Keith Knight is the creator of three popular comic strips: the Knight Life, (th)ink, and the K Chronicles. He has appeared in various publications worldwide, including the Washington Post, Daily KOS, San Francisco Chronicle, Medium.com, Ebony, ESPN the Magazine, L.A. Weekly, MAD Magazine, and the Funny Times. I sat down with Keith to talk his new show, Woke, now on Hulu, as well as politics, the craziness of 2020 and also the impact of animation and cartoon drawing by artists of color.
If you grew up in a Japanese or Chinese household, the idea of ‘Sanpaku’ sounds really familiar. If you or a member of your family had ‘sanpaku eyes,’ which directly translate in Japanese to “three whites,” it means your eyes have white space above or below the iris is visible. In my household, as in many very traditional Asian households, to have sanpaku would mean you’d be cursed or carry around some bad luck. Only trinkets from the Buddhist temple, or whatever religion the family believes in, would protect those who had sanpaku eyes. Fortunately, I was one of the lucky ones in my family to not be “cursed” with sanpaku eyes.
All week, BOOM! Studios has been conducting a spotlight on the powerful original graphic novel releases from its award-winning imprint Archaia. And we are proud to contribute to the Archaia Summer Reading series with this extended first look at Sanpaku.
At the end of December, Central Florida’s public television’s Global Perspectives program featured a 30-minute interview with cartoonist and Secret Asian Man creator Tak Toyoshima. On the show, Tak is interviewed by Pulitzer Prize-winning John Bersia and they discuss everything from comics to education to diversity. Check out the full interview after the jump.
Back in September, we tried to get you all hyped for the 21st annual Small Press Expo in Bethesda, MD. One of the main reasons for that excitement was the (controversially named) “Black Art Matters” panel moderated by legendary cartoonist Keith Knight and featuring artists C. Spike Trotman, Whit Taylor, Ron Wimberly, and Darryl Ayo.
If you missed out on SPX this year, you can still see the panel in its entirety after the jump since the show organizers have just posted it online.
In less than 24 hours, the world’s best cartoonists and indie comics makers bring their talents to the DMV (that would be the DC-Maryland-Virginia area of the country, and not, alas, where you get your drivers’ license renewed) at the 21st annual Small Press Expo in Bethesda, MD.

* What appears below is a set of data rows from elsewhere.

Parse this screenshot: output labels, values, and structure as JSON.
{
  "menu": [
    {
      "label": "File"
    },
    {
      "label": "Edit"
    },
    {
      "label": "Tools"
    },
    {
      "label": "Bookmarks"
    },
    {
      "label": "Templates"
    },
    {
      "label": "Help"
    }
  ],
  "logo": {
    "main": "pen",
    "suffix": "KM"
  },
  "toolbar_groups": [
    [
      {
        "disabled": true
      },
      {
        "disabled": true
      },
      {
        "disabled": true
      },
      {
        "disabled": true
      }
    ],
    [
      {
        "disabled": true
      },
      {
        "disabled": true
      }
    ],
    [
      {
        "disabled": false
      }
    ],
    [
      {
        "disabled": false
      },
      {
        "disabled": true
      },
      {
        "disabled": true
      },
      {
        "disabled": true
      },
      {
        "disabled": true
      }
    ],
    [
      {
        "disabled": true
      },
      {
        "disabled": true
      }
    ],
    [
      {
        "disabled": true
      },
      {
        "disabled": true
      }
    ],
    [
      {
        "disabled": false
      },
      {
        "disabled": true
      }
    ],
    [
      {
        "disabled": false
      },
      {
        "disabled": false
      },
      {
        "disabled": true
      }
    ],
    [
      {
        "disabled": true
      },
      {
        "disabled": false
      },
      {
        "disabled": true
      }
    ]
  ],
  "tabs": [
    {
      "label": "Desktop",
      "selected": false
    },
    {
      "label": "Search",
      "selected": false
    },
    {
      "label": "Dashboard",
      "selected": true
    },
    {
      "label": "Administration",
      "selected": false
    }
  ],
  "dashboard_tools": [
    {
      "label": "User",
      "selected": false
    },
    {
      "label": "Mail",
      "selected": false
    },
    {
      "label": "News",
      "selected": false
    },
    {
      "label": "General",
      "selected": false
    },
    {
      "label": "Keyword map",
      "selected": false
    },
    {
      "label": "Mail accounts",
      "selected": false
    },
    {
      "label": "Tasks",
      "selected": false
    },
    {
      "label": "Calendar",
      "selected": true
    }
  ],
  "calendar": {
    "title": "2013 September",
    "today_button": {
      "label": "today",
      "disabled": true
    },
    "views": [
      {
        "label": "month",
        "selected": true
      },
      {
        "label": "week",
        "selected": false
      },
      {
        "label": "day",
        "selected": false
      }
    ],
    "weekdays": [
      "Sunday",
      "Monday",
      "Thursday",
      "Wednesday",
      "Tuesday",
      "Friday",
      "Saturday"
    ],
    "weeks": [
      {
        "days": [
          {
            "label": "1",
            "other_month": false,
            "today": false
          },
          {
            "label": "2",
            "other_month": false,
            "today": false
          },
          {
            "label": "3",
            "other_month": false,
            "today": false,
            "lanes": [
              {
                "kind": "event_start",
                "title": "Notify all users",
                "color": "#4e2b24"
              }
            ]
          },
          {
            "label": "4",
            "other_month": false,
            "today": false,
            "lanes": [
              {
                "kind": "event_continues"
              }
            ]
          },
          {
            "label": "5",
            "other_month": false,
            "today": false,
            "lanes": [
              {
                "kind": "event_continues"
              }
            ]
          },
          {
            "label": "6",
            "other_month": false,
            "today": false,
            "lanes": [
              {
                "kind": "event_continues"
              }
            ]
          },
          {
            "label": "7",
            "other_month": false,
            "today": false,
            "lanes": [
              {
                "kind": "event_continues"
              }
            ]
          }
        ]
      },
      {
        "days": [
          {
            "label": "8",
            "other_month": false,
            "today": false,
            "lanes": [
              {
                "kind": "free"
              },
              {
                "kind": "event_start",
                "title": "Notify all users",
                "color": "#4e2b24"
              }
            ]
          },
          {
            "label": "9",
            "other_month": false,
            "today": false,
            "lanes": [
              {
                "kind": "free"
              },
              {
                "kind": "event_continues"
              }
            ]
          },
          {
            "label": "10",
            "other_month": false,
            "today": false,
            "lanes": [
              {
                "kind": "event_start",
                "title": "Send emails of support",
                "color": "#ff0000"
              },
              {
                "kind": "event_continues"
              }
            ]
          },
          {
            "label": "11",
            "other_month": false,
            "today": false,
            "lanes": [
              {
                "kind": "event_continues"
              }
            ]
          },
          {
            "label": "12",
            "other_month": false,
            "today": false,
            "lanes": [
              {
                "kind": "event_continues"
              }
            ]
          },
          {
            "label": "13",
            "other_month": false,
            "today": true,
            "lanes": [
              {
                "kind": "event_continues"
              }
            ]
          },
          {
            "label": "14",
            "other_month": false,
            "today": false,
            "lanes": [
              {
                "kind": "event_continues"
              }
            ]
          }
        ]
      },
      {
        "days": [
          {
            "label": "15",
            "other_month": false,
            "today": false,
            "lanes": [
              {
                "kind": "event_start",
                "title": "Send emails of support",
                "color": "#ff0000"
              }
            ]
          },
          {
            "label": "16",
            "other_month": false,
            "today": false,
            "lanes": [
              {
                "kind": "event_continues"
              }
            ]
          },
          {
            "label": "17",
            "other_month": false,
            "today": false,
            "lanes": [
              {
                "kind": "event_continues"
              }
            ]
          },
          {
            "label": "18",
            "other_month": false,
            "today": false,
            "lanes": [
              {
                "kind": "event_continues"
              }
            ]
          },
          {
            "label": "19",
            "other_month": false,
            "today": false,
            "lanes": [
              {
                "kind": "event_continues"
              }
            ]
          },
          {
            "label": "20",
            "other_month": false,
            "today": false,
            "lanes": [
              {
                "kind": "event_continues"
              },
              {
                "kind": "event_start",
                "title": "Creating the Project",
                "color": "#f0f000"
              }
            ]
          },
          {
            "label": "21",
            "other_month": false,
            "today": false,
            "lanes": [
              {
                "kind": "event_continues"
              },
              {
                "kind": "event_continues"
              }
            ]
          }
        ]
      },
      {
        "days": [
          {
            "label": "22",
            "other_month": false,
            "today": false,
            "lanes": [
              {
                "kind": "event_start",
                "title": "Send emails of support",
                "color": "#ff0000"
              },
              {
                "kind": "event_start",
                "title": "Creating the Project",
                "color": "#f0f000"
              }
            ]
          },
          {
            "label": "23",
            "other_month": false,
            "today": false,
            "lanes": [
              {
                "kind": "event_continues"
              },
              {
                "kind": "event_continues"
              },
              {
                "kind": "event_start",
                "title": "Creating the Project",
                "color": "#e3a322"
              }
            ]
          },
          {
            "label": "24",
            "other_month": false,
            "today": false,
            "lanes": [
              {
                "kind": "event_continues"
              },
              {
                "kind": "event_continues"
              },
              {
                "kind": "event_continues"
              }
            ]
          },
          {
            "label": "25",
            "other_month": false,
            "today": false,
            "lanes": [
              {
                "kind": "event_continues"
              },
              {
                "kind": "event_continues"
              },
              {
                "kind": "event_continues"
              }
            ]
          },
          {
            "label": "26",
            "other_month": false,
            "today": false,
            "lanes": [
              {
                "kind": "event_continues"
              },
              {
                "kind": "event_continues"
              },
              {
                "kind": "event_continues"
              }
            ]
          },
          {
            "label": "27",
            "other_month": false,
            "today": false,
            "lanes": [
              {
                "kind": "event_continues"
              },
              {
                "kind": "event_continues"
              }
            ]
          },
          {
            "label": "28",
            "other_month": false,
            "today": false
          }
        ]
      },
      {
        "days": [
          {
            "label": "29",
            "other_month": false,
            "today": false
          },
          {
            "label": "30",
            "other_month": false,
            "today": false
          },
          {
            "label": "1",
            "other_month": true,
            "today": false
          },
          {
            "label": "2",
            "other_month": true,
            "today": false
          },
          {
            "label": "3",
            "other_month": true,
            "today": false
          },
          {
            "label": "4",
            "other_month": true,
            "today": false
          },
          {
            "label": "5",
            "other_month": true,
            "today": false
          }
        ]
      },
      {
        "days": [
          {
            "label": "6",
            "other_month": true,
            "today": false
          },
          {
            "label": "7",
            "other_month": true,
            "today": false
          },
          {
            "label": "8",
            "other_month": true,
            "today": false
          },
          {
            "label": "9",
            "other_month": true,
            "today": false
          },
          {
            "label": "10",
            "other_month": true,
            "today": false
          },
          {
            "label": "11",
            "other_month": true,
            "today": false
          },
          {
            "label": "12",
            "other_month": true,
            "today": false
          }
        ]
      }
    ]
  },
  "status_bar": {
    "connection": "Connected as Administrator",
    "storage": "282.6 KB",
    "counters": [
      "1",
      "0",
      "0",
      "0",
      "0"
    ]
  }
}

In addition to hosting esteemed guests like Noelle Stevenson, Scott McCloud, and C. Spike Trotman (among many others), SPX is also home to the Ignatz Awards and a venue for fans of the medium to support some of the hardest working artists in all of comics. After the cut, we’re going to highlight a few of the things we’re most excited to see this weekend.

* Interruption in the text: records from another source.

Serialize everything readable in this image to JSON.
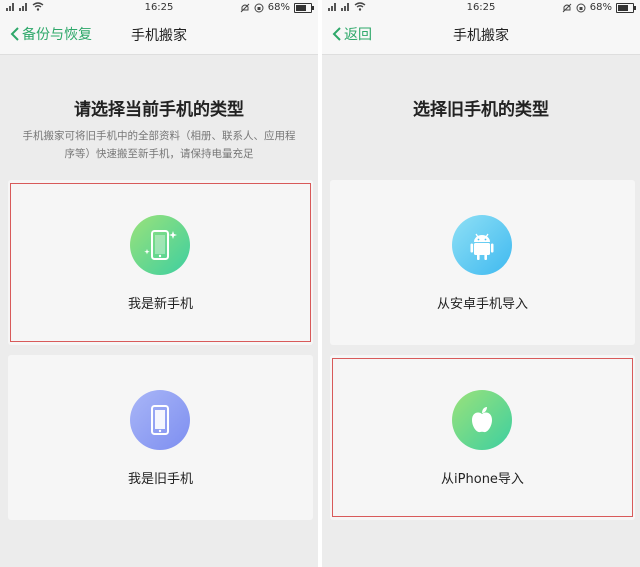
{
  "status_bar": {
    "time": "16:25",
    "battery": "68%",
    "battery_level": 0.68
  },
  "left": {
    "nav": {
      "back_label": "备份与恢复",
      "title": "手机搬家"
    },
    "heading": "请选择当前手机的类型",
    "description": "手机搬家可将旧手机中的全部资料（相册、联系人、应用程序等）快速搬至新手机，请保持电量充足",
    "options": [
      {
        "label": "我是新手机",
        "icon": "new-phone-icon",
        "selected": true,
        "color": "#5cd88f"
      },
      {
        "label": "我是旧手机",
        "icon": "old-phone-icon",
        "selected": false,
        "color": "#8a9cf2"
      }
    ]
  },
  "right": {
    "nav": {
      "back_label": "返回",
      "title": "手机搬家"
    },
    "heading": "选择旧手机的类型",
    "options": [
      {
        "label": "从安卓手机导入",
        "icon": "android-icon",
        "selected": false,
        "color": "#4fc3f2"
      },
      {
        "label": "从iPhone导入",
        "icon": "apple-icon",
        "selected": true,
        "color": "#5cd88f"
      }
    ]
  },
  "colors": {
    "accent": "#2ea86a",
    "selection_border": "#d85a5a"
  }
}
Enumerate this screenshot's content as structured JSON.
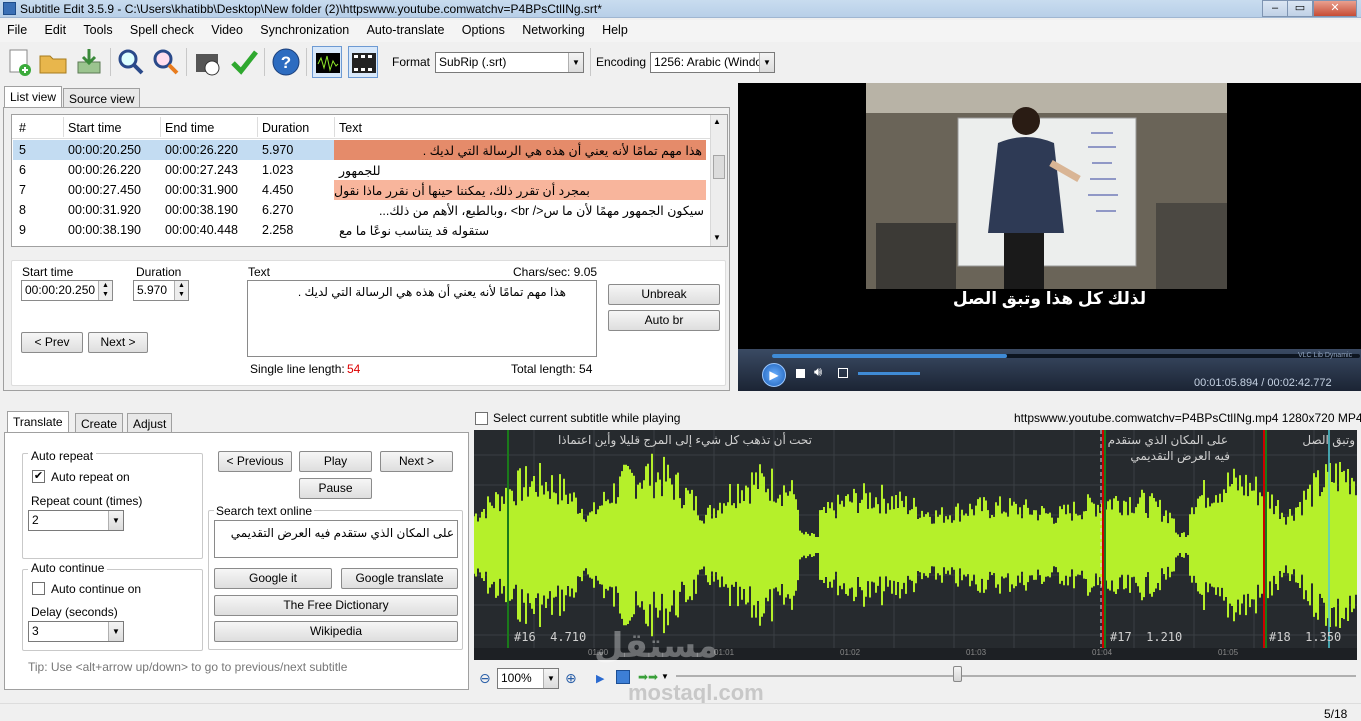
{
  "window": {
    "title": "Subtitle Edit 3.5.9 - C:\\Users\\khatibb\\Desktop\\New folder (2)\\httpswww.youtube.comwatchv=P4BPsCtlINg.srt*",
    "min": "–",
    "max": "▭",
    "close": "✕"
  },
  "menu": [
    "File",
    "Edit",
    "Tools",
    "Spell check",
    "Video",
    "Synchronization",
    "Auto-translate",
    "Options",
    "Networking",
    "Help"
  ],
  "toolbar": {
    "format_label": "Format",
    "format_value": "SubRip (.srt)",
    "encoding_label": "Encoding",
    "encoding_value": "1256: Arabic (Windows)",
    "help_glyph": "?"
  },
  "view_tabs": {
    "list": "List view",
    "source": "Source view"
  },
  "table": {
    "headers": [
      "#",
      "Start time",
      "End time",
      "Duration",
      "Text"
    ],
    "rows": [
      {
        "num": "5",
        "start": "00:00:20.250",
        "end": "00:00:26.220",
        "dur": "5.970",
        "text": "هذا مهم تمامًا لأنه يعني أن هذه هي الرسالة التي لديك ."
      },
      {
        "num": "6",
        "start": "00:00:26.220",
        "end": "00:00:27.243",
        "dur": "1.023",
        "text": "للجمهور"
      },
      {
        "num": "7",
        "start": "00:00:27.450",
        "end": "00:00:31.900",
        "dur": "4.450",
        "text": "بمجرد أن تقرر ذلك، يمكننا حينها أن نقرر ماذا نقول"
      },
      {
        "num": "8",
        "start": "00:00:31.920",
        "end": "00:00:38.190",
        "dur": "6.270",
        "text": "سيكون الجمهور مهمًا لأن ما س</ br> ،وبالطبع، الأهم من ذلك..."
      },
      {
        "num": "9",
        "start": "00:00:38.190",
        "end": "00:00:40.448",
        "dur": "2.258",
        "text": "ستقوله قد يتناسب نوعًا ما مع"
      }
    ]
  },
  "editor": {
    "start_label": "Start time",
    "duration_label": "Duration",
    "text_label": "Text",
    "chars_sec": "Chars/sec: 9.05",
    "start_value": "00:00:20.250",
    "duration_value": "5.970",
    "text_value": "هذا مهم تمامًا لأنه يعني أن هذه هي الرسالة التي لديك .",
    "prev": "< Prev",
    "next": "Next >",
    "unbreak": "Unbreak",
    "autobr": "Auto br",
    "single_line_label": "Single line length:",
    "single_line_value": "54",
    "total_length": "Total length: 54"
  },
  "video": {
    "subtitle": "لذلك كل هذا وتبق الصل",
    "time": "00:01:05.894 / 00:02:42.772",
    "lib": "VLC Lib Dynamic",
    "position_fraction": 0.4
  },
  "bottom_tabs": {
    "translate": "Translate",
    "create": "Create",
    "adjust": "Adjust"
  },
  "translate": {
    "auto_repeat_group": "Auto repeat",
    "auto_repeat_on": "Auto repeat on",
    "repeat_count_label": "Repeat count (times)",
    "repeat_count_value": "2",
    "auto_continue_group": "Auto continue",
    "auto_continue_on": "Auto continue on",
    "delay_label": "Delay (seconds)",
    "delay_value": "3",
    "previous": "< Previous",
    "play": "Play",
    "next": "Next >",
    "pause": "Pause",
    "search_label": "Search text online",
    "search_text": "على المكان الذي ستقدم فيه العرض التقديمي",
    "google_it": "Google it",
    "google_translate": "Google translate",
    "free_dictionary": "The Free Dictionary",
    "wikipedia": "Wikipedia",
    "tip": "Tip: Use <alt+arrow up/down> to go to previous/next subtitle"
  },
  "waveform": {
    "select_label": "Select current subtitle while playing",
    "file_info": "httpswww.youtube.comwatchv=P4BPsCtlINg.mp4 1280x720 MP4",
    "seg_texts": [
      "تحت أن تذهب كل شيء إلى المرج قليلا وأين اعتماذا",
      "على المكان الذي ستقدم",
      "فيه العرض التقديمي",
      "وتبق الصل"
    ],
    "seg_labels": [
      "#16  4.710",
      "#17  1.210",
      "#18  1.350"
    ],
    "ticks": [
      "01:00",
      "01:01",
      "01:02",
      "01:03",
      "01:04",
      "01:05"
    ],
    "zoom": "100%",
    "status": "5/18",
    "watermark": "mostaql.com",
    "watermark_ar": "مستقل"
  }
}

For the last several days, the award-winning cartoonist and graphic novelist MariNaomi has taken to social media to solicit names for a database of cartoonists of color she is currently assembling. And now you can help by adding your name to the list!